In 1981, when downtown San Jose resembled a cracked mosaic of dying retail and skid row environs, Ted Gehrke conspired to launch a blues festival on the campus of San Jose State University. Thirty-eight years later, that festival is still held every summer. Gehrke, who passed away last weekend at 79, was a true promotional warrior for all things music, all things San Jose and all things poetry.
He ran with the likes of Taj Mahal and Frank Zappa before he even landed with the Associated Students Program Board at SJSU, for whom he oversaw countless blues festivals and hundreds of other concerts, like U2’s now-legendary show at the SJSU Student Union Ballroom. Across decades and every possible demographic of outré spirit, he never gave up on this city. He believed in the potential of San Jose when nobody else did.
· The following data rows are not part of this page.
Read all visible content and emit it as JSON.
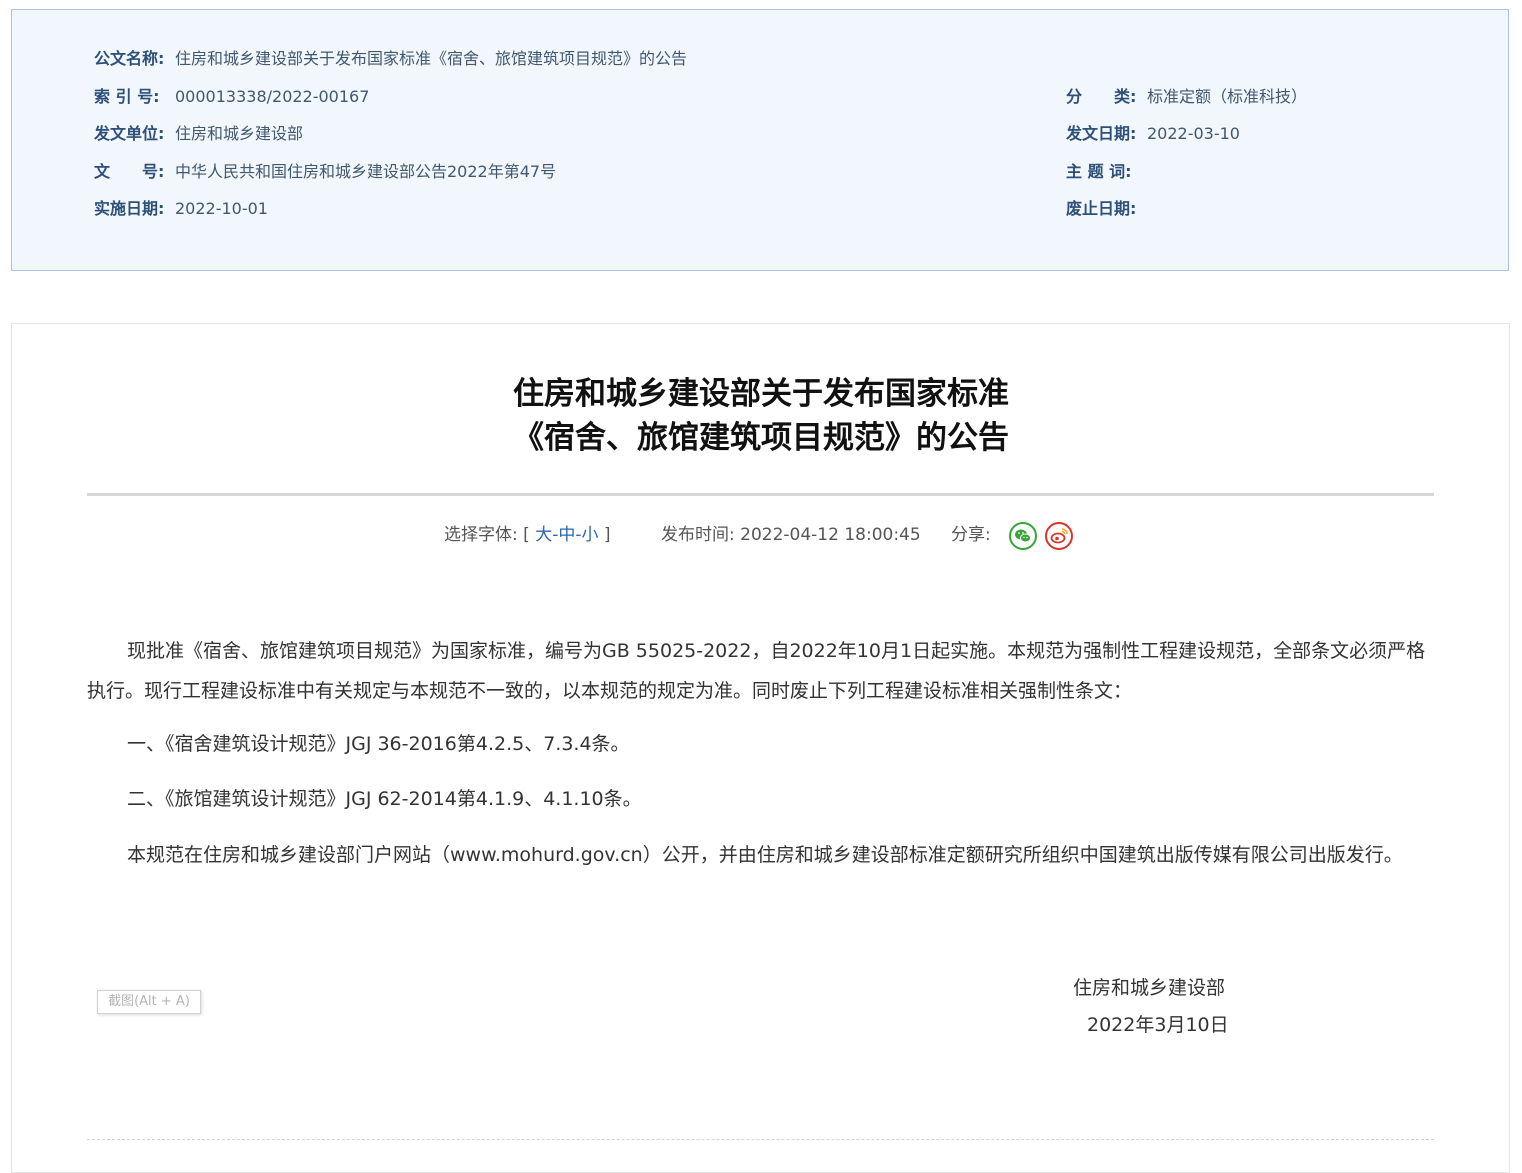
{
  "meta": {
    "left": [
      {
        "label": "公文名称:",
        "value": "住房和城乡建设部关于发布国家标准《宿舍、旅馆建筑项目规范》的公告"
      },
      {
        "label": "索 引 号:",
        "value": "000013338/2022-00167"
      },
      {
        "label": "发文单位:",
        "value": "住房和城乡建设部"
      },
      {
        "label": "文　　号:",
        "value": "中华人民共和国住房和城乡建设部公告2022年第47号"
      },
      {
        "label": "实施日期:",
        "value": "2022-10-01"
      }
    ],
    "right": [
      {
        "label": "分　　类:",
        "value": "标准定额（标准科技）"
      },
      {
        "label": "发文日期:",
        "value": "2022-03-10"
      },
      {
        "label": "主 题 词:",
        "value": ""
      },
      {
        "label": "废止日期:",
        "value": ""
      }
    ]
  },
  "article": {
    "title_line1": "住房和城乡建设部关于发布国家标准",
    "title_line2": "《宿舍、旅馆建筑项目规范》的公告",
    "font_select_label": "选择字体:",
    "font_open": "[",
    "font_large": "大",
    "font_medium": "中",
    "font_small": "小",
    "font_sep": "-",
    "font_close": "]",
    "publish_label": "发布时间:",
    "publish_time": "2022-04-12 18:00:45",
    "share_label": "分享:",
    "paragraphs": [
      "现批准《宿舍、旅馆建筑项目规范》为国家标准，编号为GB 55025-2022，自2022年10月1日起实施。本规范为强制性工程建设规范，全部条文必须严格执行。现行工程建设标准中有关规定与本规范不一致的，以本规范的规定为准。同时废止下列工程建设标准相关强制性条文：",
      "一、《宿舍建筑设计规范》JGJ 36-2016第4.2.5、7.3.4条。",
      "二、《旅馆建筑设计规范》JGJ 62-2014第4.1.9、4.1.10条。",
      "本规范在住房和城乡建设部门户网站（www.mohurd.gov.cn）公开，并由住房和城乡建设部标准定额研究所组织中国建筑出版传媒有限公司出版发行。"
    ],
    "signature_org": "住房和城乡建设部",
    "signature_date": "2022年3月10日"
  },
  "tooltip": {
    "text": "截图(Alt + A)"
  },
  "colors": {
    "meta_bg": "#f2f7fd",
    "meta_border": "#a9c2dd",
    "label": "#2d4f78",
    "link": "#2b66b0",
    "wechat": "#3aa336",
    "weibo": "#d9342b"
  }
}
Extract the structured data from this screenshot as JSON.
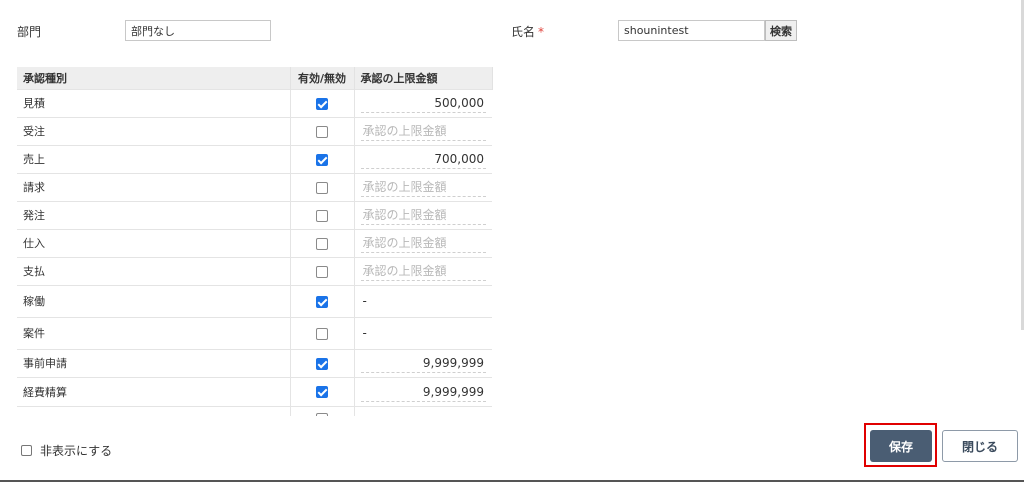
{
  "form": {
    "department_label": "部門",
    "department_value": "部門なし",
    "name_label": "氏名",
    "name_required_mark": "*",
    "name_value": "shounintest",
    "search_label": "検索"
  },
  "table": {
    "headers": [
      "承認種別",
      "有効/無効",
      "承認の上限金額"
    ],
    "amount_placeholder": "承認の上限金額",
    "rows": [
      {
        "type": "見積",
        "enabled": true,
        "amount": "500,000"
      },
      {
        "type": "受注",
        "enabled": false,
        "amount": ""
      },
      {
        "type": "売上",
        "enabled": true,
        "amount": "700,000"
      },
      {
        "type": "請求",
        "enabled": false,
        "amount": ""
      },
      {
        "type": "発注",
        "enabled": false,
        "amount": ""
      },
      {
        "type": "仕入",
        "enabled": false,
        "amount": ""
      },
      {
        "type": "支払",
        "enabled": false,
        "amount": ""
      },
      {
        "type": "稼働",
        "enabled": true,
        "amount": "-"
      },
      {
        "type": "案件",
        "enabled": false,
        "amount": "-"
      },
      {
        "type": "事前申請",
        "enabled": true,
        "amount": "9,999,999"
      },
      {
        "type": "経費精算",
        "enabled": true,
        "amount": "9,999,999"
      },
      {
        "type": "",
        "enabled": false,
        "amount": ""
      }
    ]
  },
  "footer": {
    "hide_label": "非表示にする",
    "hide_checked": false,
    "save_label": "保存",
    "close_label": "閉じる"
  },
  "colors": {
    "save_bg": "#4a5d73",
    "highlight": "#e00000",
    "checkbox_on": "#1a73e8"
  }
}
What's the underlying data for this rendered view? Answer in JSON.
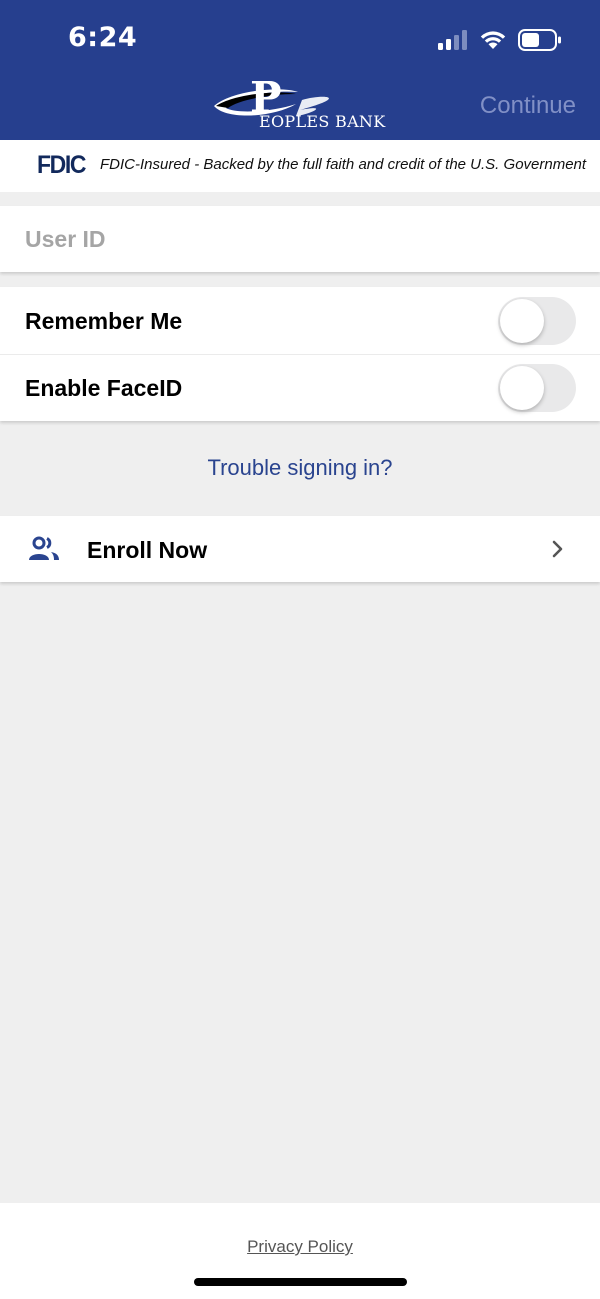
{
  "status_bar": {
    "time": "6:24"
  },
  "header": {
    "logo_text": "EOPLES BANK",
    "continue_label": "Continue"
  },
  "fdic": {
    "logo": "FDIC",
    "text": "FDIC-Insured - Backed by the full faith and credit of the U.S. Government"
  },
  "login": {
    "userid_placeholder": "User ID",
    "userid_value": ""
  },
  "toggles": [
    {
      "label": "Remember Me",
      "on": false
    },
    {
      "label": "Enable FaceID",
      "on": false
    }
  ],
  "trouble_label": "Trouble signing in?",
  "enroll": {
    "label": "Enroll Now",
    "icon": "people-icon"
  },
  "footer": {
    "privacy_label": "Privacy Policy"
  },
  "colors": {
    "header_bg": "#263f8e",
    "continue_text": "#8190c6",
    "link_blue": "#2a448f",
    "fdic_navy": "#12295c",
    "page_bg": "#efefef"
  }
}
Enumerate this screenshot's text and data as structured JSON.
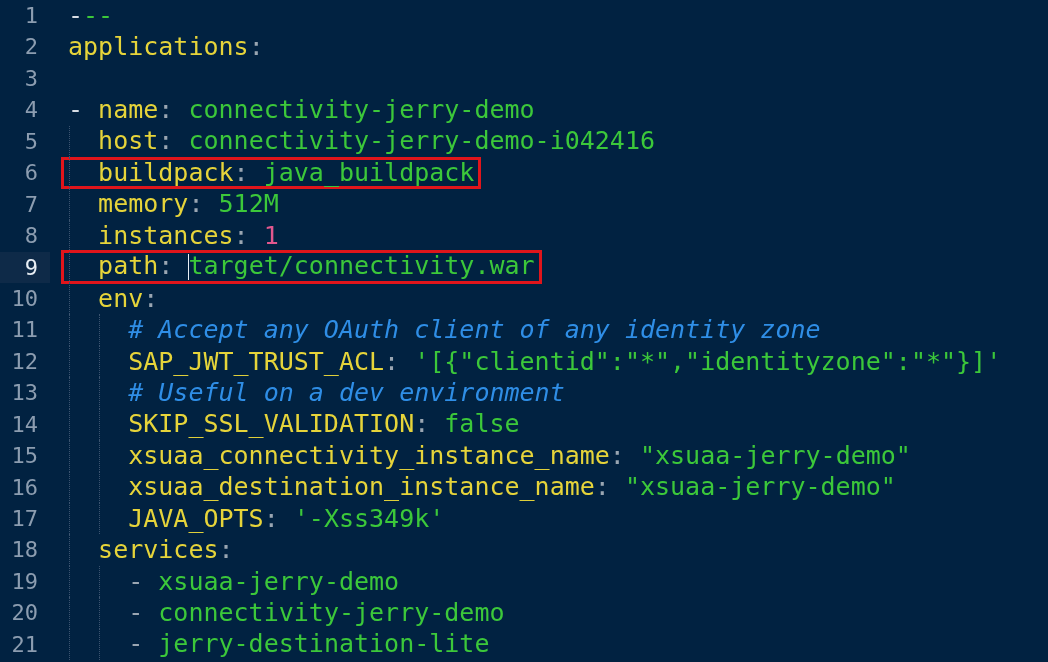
{
  "lines": [
    {
      "number": "1",
      "current": false,
      "highlighted": false,
      "tokens": [
        {
          "kind": "plain",
          "text": "-"
        },
        {
          "kind": "string",
          "text": "--"
        }
      ]
    },
    {
      "number": "2",
      "current": false,
      "highlighted": false,
      "tokens": [
        {
          "kind": "key",
          "text": "applications"
        },
        {
          "kind": "punct",
          "text": ":"
        }
      ]
    },
    {
      "number": "3",
      "current": false,
      "highlighted": false
    },
    {
      "number": "4",
      "current": false,
      "highlighted": false,
      "tokens": [
        {
          "kind": "plain",
          "text": "- "
        },
        {
          "kind": "key",
          "text": "name"
        },
        {
          "kind": "punct",
          "text": ": "
        },
        {
          "kind": "string",
          "text": "connectivity-jerry-demo"
        }
      ]
    },
    {
      "number": "5",
      "current": false,
      "highlighted": false,
      "tokens": [
        {
          "kind": "key",
          "text": "  host"
        },
        {
          "kind": "punct",
          "text": ": "
        },
        {
          "kind": "string",
          "text": "connectivity-jerry-demo-i042416"
        }
      ]
    },
    {
      "number": "6",
      "current": false,
      "highlighted": true,
      "tokens": [
        {
          "kind": "key",
          "text": "  buildpack"
        },
        {
          "kind": "punct",
          "text": ": "
        },
        {
          "kind": "string",
          "text": "java_buildpack"
        }
      ]
    },
    {
      "number": "7",
      "current": false,
      "highlighted": false,
      "tokens": [
        {
          "kind": "key",
          "text": "  memory"
        },
        {
          "kind": "punct",
          "text": ": "
        },
        {
          "kind": "string",
          "text": "512M"
        }
      ]
    },
    {
      "number": "8",
      "current": false,
      "highlighted": false,
      "tokens": [
        {
          "kind": "key",
          "text": "  instances"
        },
        {
          "kind": "punct",
          "text": ": "
        },
        {
          "kind": "number",
          "text": "1"
        }
      ]
    },
    {
      "number": "9",
      "current": true,
      "highlighted": true,
      "tokens": [
        {
          "kind": "key",
          "text": "  path"
        },
        {
          "kind": "punct",
          "text": ": "
        },
        {
          "kind": "string",
          "text": "target/connectivity.war",
          "caret": true
        }
      ]
    },
    {
      "number": "10",
      "current": false,
      "highlighted": false,
      "tokens": [
        {
          "kind": "key",
          "text": "  env"
        },
        {
          "kind": "punct",
          "text": ":"
        }
      ]
    },
    {
      "number": "11",
      "current": false,
      "highlighted": false,
      "tokens": [
        {
          "kind": "comment",
          "text": "    # Accept any OAuth client of any identity zone"
        }
      ]
    },
    {
      "number": "12",
      "current": false,
      "highlighted": false,
      "tokens": [
        {
          "kind": "key",
          "text": "    SAP_JWT_TRUST_ACL"
        },
        {
          "kind": "punct",
          "text": ": "
        },
        {
          "kind": "string",
          "text": "'[{\"clientid\":\"*\",\"identityzone\":\"*\"}]'"
        }
      ]
    },
    {
      "number": "13",
      "current": false,
      "highlighted": false,
      "tokens": [
        {
          "kind": "comment",
          "text": "    # Useful on a dev environment"
        }
      ]
    },
    {
      "number": "14",
      "current": false,
      "highlighted": false,
      "tokens": [
        {
          "kind": "key",
          "text": "    SKIP_SSL_VALIDATION"
        },
        {
          "kind": "punct",
          "text": ": "
        },
        {
          "kind": "string",
          "text": "false"
        }
      ]
    },
    {
      "number": "15",
      "current": false,
      "highlighted": false,
      "tokens": [
        {
          "kind": "key",
          "text": "    xsuaa_connectivity_instance_name"
        },
        {
          "kind": "punct",
          "text": ": "
        },
        {
          "kind": "string",
          "text": "\"xsuaa-jerry-demo\""
        }
      ]
    },
    {
      "number": "16",
      "current": false,
      "highlighted": false,
      "tokens": [
        {
          "kind": "key",
          "text": "    xsuaa_destination_instance_name"
        },
        {
          "kind": "punct",
          "text": ": "
        },
        {
          "kind": "string",
          "text": "\"xsuaa-jerry-demo\""
        }
      ]
    },
    {
      "number": "17",
      "current": false,
      "highlighted": false,
      "tokens": [
        {
          "kind": "key",
          "text": "    JAVA_OPTS"
        },
        {
          "kind": "punct",
          "text": ": "
        },
        {
          "kind": "string",
          "text": "'-Xss349k'"
        }
      ]
    },
    {
      "number": "18",
      "current": false,
      "highlighted": false,
      "tokens": [
        {
          "kind": "key",
          "text": "  services"
        },
        {
          "kind": "punct",
          "text": ":"
        }
      ]
    },
    {
      "number": "19",
      "current": false,
      "highlighted": false,
      "tokens": [
        {
          "kind": "punct",
          "text": "    - "
        },
        {
          "kind": "string",
          "text": "xsuaa-jerry-demo"
        }
      ]
    },
    {
      "number": "20",
      "current": false,
      "highlighted": false,
      "tokens": [
        {
          "kind": "punct",
          "text": "    - "
        },
        {
          "kind": "string",
          "text": "connectivity-jerry-demo"
        }
      ]
    },
    {
      "number": "21",
      "current": false,
      "highlighted": false,
      "tokens": [
        {
          "kind": "punct",
          "text": "    - "
        },
        {
          "kind": "string",
          "text": "jerry-destination-lite"
        }
      ]
    }
  ]
}
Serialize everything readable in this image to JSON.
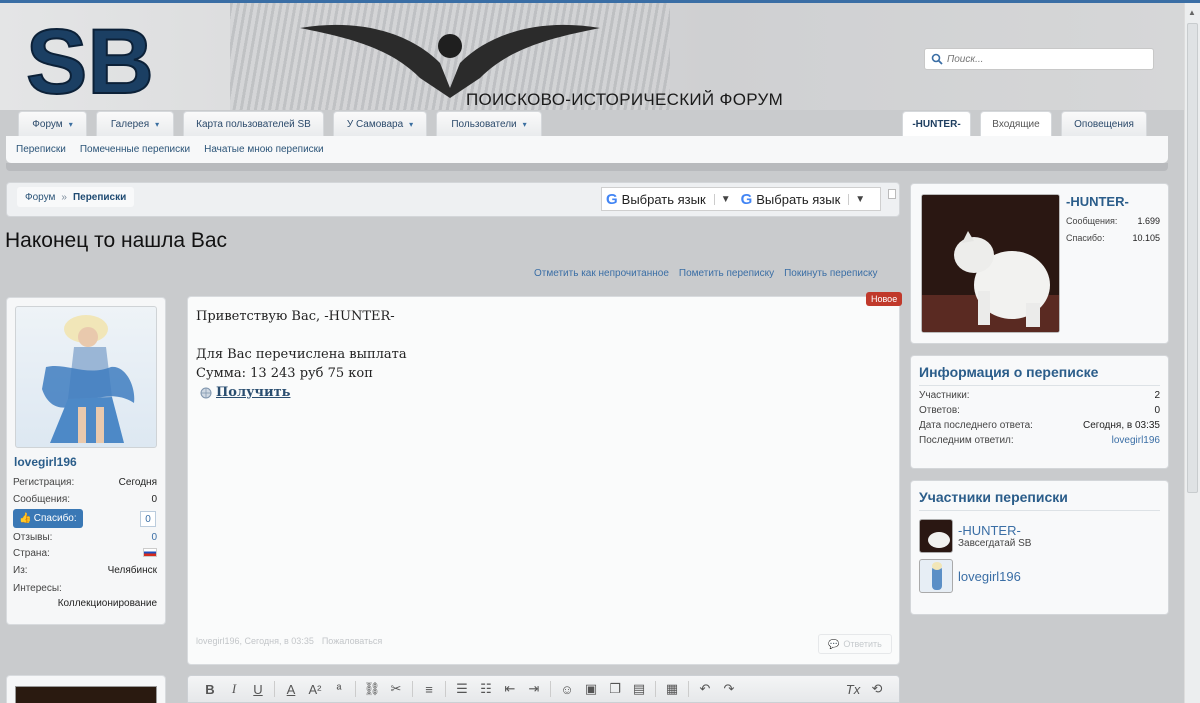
{
  "header": {
    "slogan": "ПОИСКОВО-ИСТОРИЧЕСКИЙ ФОРУМ",
    "search_placeholder": "Поиск..."
  },
  "nav": {
    "tabs": [
      {
        "label": "Форум",
        "caret": "▾"
      },
      {
        "label": "Галерея",
        "caret": "▾"
      },
      {
        "label": "Карта пользователей SB"
      },
      {
        "label": "У Самовара",
        "caret": "▾"
      },
      {
        "label": "Пользователи",
        "caret": "▾"
      }
    ],
    "right_tabs": [
      {
        "label": "-HUNTER-"
      },
      {
        "label": "Входящие"
      },
      {
        "label": "Оповещения"
      }
    ],
    "subnav": [
      "Переписки",
      "Помеченные переписки",
      "Начатые мною переписки"
    ]
  },
  "breadcrumb": {
    "home": "Форум",
    "separator": "»",
    "current": "Переписки"
  },
  "translate": {
    "label1": "Выбрать язык",
    "label2": "Выбрать язык",
    "arrow": "▼",
    "g": "G"
  },
  "page": {
    "title": "Наконец то нашла Вас",
    "actions": [
      "Отметить как непрочитанное",
      "Пометить переписку",
      "Покинуть переписку"
    ]
  },
  "sender": {
    "name": "lovegirl196",
    "rows": [
      {
        "label": "Регистрация:",
        "value": "Сегодня"
      },
      {
        "label": "Сообщения:",
        "value": "0"
      },
      {
        "label": "Отзывы:",
        "value": "0"
      },
      {
        "label": "Страна:",
        "value": ""
      },
      {
        "label": "Из:",
        "value": "Челябинск"
      },
      {
        "label": "Интересы:",
        "value": ""
      }
    ],
    "interests": "Коллекционирование",
    "thanks_label": "Спасибо:",
    "thanks_count": "0"
  },
  "message": {
    "badge": "Новое",
    "greeting": "Приветствую Вас, -HUNTER-",
    "line1": "Для Вас перечислена выплата",
    "line2": "Сумма: 13 243 руб 75 коп",
    "link": "Получить",
    "footer_meta": "lovegirl196, Сегодня, в 03:35",
    "report": "Пожаловаться",
    "reply": "Ответить"
  },
  "profile": {
    "name": "-HUNTER-",
    "rows": [
      {
        "label": "Сообщения:",
        "value": "1.699"
      },
      {
        "label": "Спасибо:",
        "value": "10.105"
      }
    ]
  },
  "conv_info": {
    "title": "Информация о переписке",
    "rows": [
      {
        "label": "Участники:",
        "value": "2"
      },
      {
        "label": "Ответов:",
        "value": "0"
      },
      {
        "label": "Дата последнего ответа:",
        "value": "Сегодня, в 03:35"
      },
      {
        "label": "Последним ответил:",
        "value": "lovegirl196"
      }
    ]
  },
  "participants": {
    "title": "Участники переписки",
    "items": [
      {
        "name": "-HUNTER-",
        "title": "Завсегдатай SB"
      },
      {
        "name": "lovegirl196",
        "title": ""
      }
    ]
  },
  "colors": {
    "accent": "#3a6ea5",
    "badge": "#c0392b",
    "link": "#2a5d8a"
  }
}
In 1997, the Blues Festival came into some financial problems and was on the verge of going under when Metro signed on as the presenting name sponsor, a partnership that lasted for more than 15 years. Over that time, Metro staff became inseparable from Gehrke and his exploits. Anytime the blues came into a conversation, a gloriously devilish grin came over his face. The blues crossed all boundaries of storytelling, and Ted could launch into a lurid, hysterical yarn from nowhere at any given moment. The blues just flowed out of him.
In his day, Gehrke promoted and booked gigs with every bluesmaster alive, bringing all the legends to San Jose. In the process, he developed an unequaled degree of gravitas around town. He held court everywhere he roamed. Everyone knew Ted. And if they didn’t, they were certainly one or two degrees from someone that did. Music-wise, he was a fixture in downtown San Jose longer than anyone. It’s hard to imagine a this city without Ted Gehrke lumbering around somewhere.
I first encountered Gehrke on the SJSU campus back in the 1990s, before I had morphed into a writer. Gehrke was like a surrogate father for any aspiring poetic troublemaker who came through school. He supported any wacko zonked-out idea, no matter how ridiculous. He was a poet and he understood the poetic side of life, he empathized with creative suffering, and he encouraged the performative aspects of the outsider’s predicament in what was then a relatively stagnant town to operate. What’s more, he reveled in the gritty underbelly of San Jose, the real San Jose, beneath the onslaught of overpriced real estate, chain restaurants and upcoming tech-worker gentrification. Until the very end, he remained a gutsy, passionate supporter of the blues. A true original, Gehrke made San Jose real because he was real. And a piece of every single one of us has now left the stage with him.
This year’s San Jose Fountain Blues & Brews Festival is Jun. 22. More info about the festival and Gehrke at fountainblues.com